In spite of a profits boost of 35% last year, Kleinfeld has had to contend with an alleged bribery scandal used to win telecommunications contracts (he is not implicated but his image is affected and he may face some tough opposition at the company's shareholder annual meeting on 25 January) and a persistently low margin of 3.5% compared to GE's 12.6%.
Whilst Kleinfeld has become known for tough restructuring and cost-cutting -- a policy that has not endeared him to his staff in Germany -- he has also pursued an ambitious acquisitions policy in areas such as medical diagnostics and wind power to take advantage of what he sees as huge global shifts in populations and wealth. For instance, he wants to supply the wealthy part of the world with CT and MRI scanners and the switching systems for their trains and subways.
His impatient and competitive spirit is often compared with the likes of Jack Welch than a traditional German CEO. Kleinfeld was impressed by the US during his three years running Siemens' business there in the early 2000s. He is the archetypal self-made man.
At the age of 10 his father died and the young Kleinfeld started work in a supermarket at the age of 12. He completed his doctoral work on corporate communications whilst working full time for Siemens.
Some say Kleinfeld's high-energy approach is too much for many of his employees, many of whom also baulk at the tough action he has taken at times (for instance, shutting down a poorly performing division). His effort to get staff to be more customer-focused, for instance, still has some way to go.

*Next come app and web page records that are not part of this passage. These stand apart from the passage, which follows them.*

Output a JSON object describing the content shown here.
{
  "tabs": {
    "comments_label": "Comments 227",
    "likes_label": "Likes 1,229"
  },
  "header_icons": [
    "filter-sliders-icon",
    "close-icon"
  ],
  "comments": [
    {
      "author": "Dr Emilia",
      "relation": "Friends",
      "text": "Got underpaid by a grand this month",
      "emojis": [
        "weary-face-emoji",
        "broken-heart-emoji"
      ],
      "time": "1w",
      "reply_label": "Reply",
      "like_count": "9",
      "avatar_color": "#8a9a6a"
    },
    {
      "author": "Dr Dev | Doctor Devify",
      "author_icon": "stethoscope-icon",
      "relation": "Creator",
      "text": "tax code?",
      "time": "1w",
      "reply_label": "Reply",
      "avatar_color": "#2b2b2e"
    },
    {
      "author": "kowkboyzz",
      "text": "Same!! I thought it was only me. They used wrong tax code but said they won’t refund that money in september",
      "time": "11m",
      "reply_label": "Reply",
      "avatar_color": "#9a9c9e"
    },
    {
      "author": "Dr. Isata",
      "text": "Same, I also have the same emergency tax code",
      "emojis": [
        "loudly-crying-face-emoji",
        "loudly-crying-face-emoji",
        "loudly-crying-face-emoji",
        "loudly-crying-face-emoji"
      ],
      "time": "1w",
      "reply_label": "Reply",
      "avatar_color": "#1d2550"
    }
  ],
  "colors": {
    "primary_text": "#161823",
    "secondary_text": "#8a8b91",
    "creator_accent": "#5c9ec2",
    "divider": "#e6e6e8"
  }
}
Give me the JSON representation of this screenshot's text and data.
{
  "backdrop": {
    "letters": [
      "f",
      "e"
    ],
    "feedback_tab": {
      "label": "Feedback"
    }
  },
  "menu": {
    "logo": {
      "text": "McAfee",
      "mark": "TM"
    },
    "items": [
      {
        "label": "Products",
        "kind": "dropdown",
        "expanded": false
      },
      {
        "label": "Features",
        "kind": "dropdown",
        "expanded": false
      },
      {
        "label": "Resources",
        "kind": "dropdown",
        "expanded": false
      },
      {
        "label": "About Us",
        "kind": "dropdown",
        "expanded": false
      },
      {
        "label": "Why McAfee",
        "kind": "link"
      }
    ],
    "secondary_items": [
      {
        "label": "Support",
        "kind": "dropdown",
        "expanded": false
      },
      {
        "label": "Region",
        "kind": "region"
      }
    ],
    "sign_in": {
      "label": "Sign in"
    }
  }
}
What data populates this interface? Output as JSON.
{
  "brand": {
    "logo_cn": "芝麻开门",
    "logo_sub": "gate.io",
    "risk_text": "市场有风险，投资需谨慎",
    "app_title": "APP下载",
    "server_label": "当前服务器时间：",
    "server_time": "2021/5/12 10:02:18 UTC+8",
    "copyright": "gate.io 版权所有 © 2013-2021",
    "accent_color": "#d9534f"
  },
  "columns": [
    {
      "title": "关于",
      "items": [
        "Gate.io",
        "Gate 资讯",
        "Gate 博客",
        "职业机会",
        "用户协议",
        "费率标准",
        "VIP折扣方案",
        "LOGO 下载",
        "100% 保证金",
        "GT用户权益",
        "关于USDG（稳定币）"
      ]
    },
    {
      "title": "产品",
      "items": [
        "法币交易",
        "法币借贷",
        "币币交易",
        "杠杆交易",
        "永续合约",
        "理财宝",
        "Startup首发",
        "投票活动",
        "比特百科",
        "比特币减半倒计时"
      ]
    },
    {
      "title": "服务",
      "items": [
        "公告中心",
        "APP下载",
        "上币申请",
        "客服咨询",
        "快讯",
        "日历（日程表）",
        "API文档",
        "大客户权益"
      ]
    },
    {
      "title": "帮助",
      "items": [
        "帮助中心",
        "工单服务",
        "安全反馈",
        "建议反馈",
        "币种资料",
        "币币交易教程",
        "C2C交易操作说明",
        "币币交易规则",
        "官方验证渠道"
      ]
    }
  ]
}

Siemens' culture clash
By Jack Ewing
Business Week, January 29 2007
Review by Morice Mendoza